The effect of diet on beta cell functional mass in the aging Vervet monkey pancreas. Elucidate the mechanisms underlying the role of a long-term, high-fat diet on age-associated deterioration of pancreatic beta cell functional mass in Vervet monkeys that models inter alia cardiovascular and metabolic disease. Paul van Jaarsveld
Rape Impact Cohort Evaluation (RICE) Study This study aims to examine the development of CVD risk factors in a cohort of rape survivors and to compare this with a rape-unexposed cohort. Nasheeta Peer
Andre P. Kenge
Kim Nguyen
Prospective Urban and Rural Epidemiological (PURE) Study This international study includes sites in the Cape and aims to assess the relative contributions of societal influences on individual lifestyle choices of diet and activity, and on risk factor levels, obesity, diabetes and CVD. The societal factors are measured by four domains of interest i.e. built environment, nutrition policy, psychosocial/socioeconomic factors and tobacco use. Nasheeta Peer
The Street Food Project The aim of this study was to develop a sustainable SFVM (street food vending model) for selling healthy and safe street foods in the City of Cape Town, enabling street food vendors to make a decent living (income), and consumers to make healthy choices regarding food purchasing. Jillian Hill
The South African Cape study on induction Therapy with Mycophenolic Acid or cyclophosphamide in patients with lupus nephritis (CAPTAIN Trial): A sub-study of the ALUGEN registry: The CAPTAIN Trial is designed as a multi-centre, open-label, prospective, randomized non-inferiority and parallel group study to assess the efficacy and safety of MMF versus IVCYC as induction agent for treating patients with biopsy proven LN in 3 large cape (Eastern and Western) hospitals. The primary outcome of the CAPTAIN trial is complete remission (CR) at 12 months.

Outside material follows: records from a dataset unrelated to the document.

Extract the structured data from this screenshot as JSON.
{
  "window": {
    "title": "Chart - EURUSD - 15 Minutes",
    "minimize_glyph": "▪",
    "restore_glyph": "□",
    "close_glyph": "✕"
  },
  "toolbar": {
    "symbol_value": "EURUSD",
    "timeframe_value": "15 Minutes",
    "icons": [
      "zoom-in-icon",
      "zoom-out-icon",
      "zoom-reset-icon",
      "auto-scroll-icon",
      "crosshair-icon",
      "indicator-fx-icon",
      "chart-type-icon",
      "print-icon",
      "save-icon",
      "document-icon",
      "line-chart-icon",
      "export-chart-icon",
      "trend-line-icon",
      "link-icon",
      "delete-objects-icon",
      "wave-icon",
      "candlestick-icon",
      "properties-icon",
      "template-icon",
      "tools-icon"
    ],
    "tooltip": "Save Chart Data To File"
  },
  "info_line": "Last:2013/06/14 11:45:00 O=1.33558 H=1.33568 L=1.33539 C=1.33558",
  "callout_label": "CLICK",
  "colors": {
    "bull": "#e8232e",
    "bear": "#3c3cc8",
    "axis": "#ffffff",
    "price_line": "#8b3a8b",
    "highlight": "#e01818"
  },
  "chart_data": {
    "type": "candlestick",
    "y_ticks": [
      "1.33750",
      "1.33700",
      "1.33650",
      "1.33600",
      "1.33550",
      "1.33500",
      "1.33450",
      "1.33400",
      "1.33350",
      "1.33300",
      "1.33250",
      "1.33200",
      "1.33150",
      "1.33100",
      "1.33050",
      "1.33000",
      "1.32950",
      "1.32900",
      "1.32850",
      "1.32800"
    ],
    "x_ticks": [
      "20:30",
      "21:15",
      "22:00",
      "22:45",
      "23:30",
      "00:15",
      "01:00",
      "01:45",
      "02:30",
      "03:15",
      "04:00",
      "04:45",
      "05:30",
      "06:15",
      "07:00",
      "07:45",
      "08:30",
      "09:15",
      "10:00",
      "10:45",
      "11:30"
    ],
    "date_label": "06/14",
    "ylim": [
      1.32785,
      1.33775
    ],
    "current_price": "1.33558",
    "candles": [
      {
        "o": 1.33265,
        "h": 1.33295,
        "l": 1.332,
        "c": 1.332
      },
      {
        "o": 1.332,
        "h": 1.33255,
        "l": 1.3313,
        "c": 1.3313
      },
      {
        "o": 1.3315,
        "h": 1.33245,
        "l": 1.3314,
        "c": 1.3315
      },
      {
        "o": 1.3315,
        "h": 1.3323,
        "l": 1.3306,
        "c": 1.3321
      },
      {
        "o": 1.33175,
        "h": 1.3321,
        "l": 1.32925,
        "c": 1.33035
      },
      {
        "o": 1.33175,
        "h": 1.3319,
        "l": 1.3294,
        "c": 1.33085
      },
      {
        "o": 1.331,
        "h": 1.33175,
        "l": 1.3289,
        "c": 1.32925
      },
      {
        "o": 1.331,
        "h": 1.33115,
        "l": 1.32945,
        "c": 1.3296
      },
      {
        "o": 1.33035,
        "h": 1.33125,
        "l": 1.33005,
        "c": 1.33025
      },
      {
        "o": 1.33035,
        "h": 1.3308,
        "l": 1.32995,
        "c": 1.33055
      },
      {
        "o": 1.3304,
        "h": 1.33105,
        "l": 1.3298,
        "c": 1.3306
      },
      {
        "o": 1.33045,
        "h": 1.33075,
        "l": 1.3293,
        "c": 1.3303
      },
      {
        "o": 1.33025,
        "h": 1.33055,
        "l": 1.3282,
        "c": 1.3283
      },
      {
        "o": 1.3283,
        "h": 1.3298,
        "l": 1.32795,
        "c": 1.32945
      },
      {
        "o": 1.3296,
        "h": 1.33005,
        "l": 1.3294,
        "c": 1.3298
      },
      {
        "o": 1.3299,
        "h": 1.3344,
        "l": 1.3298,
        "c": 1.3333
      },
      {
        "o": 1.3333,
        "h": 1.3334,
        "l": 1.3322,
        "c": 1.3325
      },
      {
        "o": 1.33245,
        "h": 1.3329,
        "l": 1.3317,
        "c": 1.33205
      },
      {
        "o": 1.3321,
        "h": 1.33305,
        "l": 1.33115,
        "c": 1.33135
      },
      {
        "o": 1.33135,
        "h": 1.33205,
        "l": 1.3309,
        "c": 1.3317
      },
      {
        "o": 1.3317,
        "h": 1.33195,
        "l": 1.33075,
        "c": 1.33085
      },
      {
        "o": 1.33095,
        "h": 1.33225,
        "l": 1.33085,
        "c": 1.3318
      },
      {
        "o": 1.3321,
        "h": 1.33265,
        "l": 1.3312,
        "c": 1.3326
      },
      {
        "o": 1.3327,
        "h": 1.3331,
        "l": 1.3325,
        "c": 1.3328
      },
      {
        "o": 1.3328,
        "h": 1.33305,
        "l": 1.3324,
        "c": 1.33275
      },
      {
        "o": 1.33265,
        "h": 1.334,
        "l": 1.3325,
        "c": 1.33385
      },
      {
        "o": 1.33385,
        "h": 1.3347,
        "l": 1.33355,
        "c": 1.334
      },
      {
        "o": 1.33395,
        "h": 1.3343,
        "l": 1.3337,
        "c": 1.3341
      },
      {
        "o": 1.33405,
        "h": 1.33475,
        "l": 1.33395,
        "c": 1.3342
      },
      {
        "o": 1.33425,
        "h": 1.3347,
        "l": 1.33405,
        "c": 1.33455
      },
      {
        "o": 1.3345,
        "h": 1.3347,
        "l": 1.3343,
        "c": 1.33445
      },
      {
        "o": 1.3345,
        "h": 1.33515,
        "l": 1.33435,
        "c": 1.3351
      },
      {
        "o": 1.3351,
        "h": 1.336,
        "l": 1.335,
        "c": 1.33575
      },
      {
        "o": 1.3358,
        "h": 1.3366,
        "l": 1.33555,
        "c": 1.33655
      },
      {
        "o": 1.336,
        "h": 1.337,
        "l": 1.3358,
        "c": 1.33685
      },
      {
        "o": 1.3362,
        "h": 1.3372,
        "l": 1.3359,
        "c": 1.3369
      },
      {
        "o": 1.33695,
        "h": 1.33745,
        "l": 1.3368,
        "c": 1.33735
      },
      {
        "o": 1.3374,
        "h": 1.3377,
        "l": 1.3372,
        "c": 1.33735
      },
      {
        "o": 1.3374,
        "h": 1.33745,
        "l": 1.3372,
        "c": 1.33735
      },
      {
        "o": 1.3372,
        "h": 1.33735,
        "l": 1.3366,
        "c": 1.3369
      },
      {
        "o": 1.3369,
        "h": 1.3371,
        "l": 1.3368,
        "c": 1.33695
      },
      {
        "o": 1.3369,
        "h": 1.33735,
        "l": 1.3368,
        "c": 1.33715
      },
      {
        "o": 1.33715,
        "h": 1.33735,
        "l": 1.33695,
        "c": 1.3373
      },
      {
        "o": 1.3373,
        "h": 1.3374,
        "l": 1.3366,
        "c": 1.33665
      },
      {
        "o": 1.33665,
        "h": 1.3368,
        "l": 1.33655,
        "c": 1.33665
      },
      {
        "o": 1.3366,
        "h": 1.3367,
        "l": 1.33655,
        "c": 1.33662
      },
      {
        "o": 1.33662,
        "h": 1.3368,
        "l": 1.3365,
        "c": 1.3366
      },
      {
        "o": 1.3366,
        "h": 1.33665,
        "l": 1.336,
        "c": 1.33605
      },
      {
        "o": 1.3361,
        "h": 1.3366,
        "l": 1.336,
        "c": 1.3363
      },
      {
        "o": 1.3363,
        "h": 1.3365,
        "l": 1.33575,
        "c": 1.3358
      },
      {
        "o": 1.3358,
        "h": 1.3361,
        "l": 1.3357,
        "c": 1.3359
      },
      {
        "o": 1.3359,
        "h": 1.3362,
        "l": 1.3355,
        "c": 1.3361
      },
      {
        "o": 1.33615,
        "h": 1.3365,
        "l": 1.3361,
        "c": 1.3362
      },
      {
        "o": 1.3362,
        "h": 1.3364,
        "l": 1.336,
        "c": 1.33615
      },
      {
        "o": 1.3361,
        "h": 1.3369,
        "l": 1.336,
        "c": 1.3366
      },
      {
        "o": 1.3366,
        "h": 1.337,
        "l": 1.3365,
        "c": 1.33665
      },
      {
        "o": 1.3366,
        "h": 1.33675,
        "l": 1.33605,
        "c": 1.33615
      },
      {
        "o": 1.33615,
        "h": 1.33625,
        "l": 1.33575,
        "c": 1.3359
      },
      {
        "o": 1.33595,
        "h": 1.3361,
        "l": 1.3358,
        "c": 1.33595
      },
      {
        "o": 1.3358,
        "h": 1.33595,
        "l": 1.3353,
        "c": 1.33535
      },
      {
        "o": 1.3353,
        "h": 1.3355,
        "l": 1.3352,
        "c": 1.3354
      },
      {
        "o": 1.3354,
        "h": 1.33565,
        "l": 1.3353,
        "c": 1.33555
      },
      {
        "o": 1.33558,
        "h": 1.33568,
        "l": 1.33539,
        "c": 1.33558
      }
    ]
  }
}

Number of Centres: 3 across Eastern and Western Cape

Andre P. Kengne
The SADaCC/SPARCO consortium
SADaCC aims to build a robust platform to support the activities of a companion Pan African Sickle Cell Disease Consortium (SPARCo), which brings together leading SCD researchers and clinicians from high-, middle- and low-income countries. The four main activities of the centre include administrative planning and coordination across various sites in Africa, research design and training of field investigators, monitoring and implementation of the research and data management, and analysis and publication of research results.

Countries involved: South Africa, Tanzania, Nigeria and Ghana

Andre P. Kengne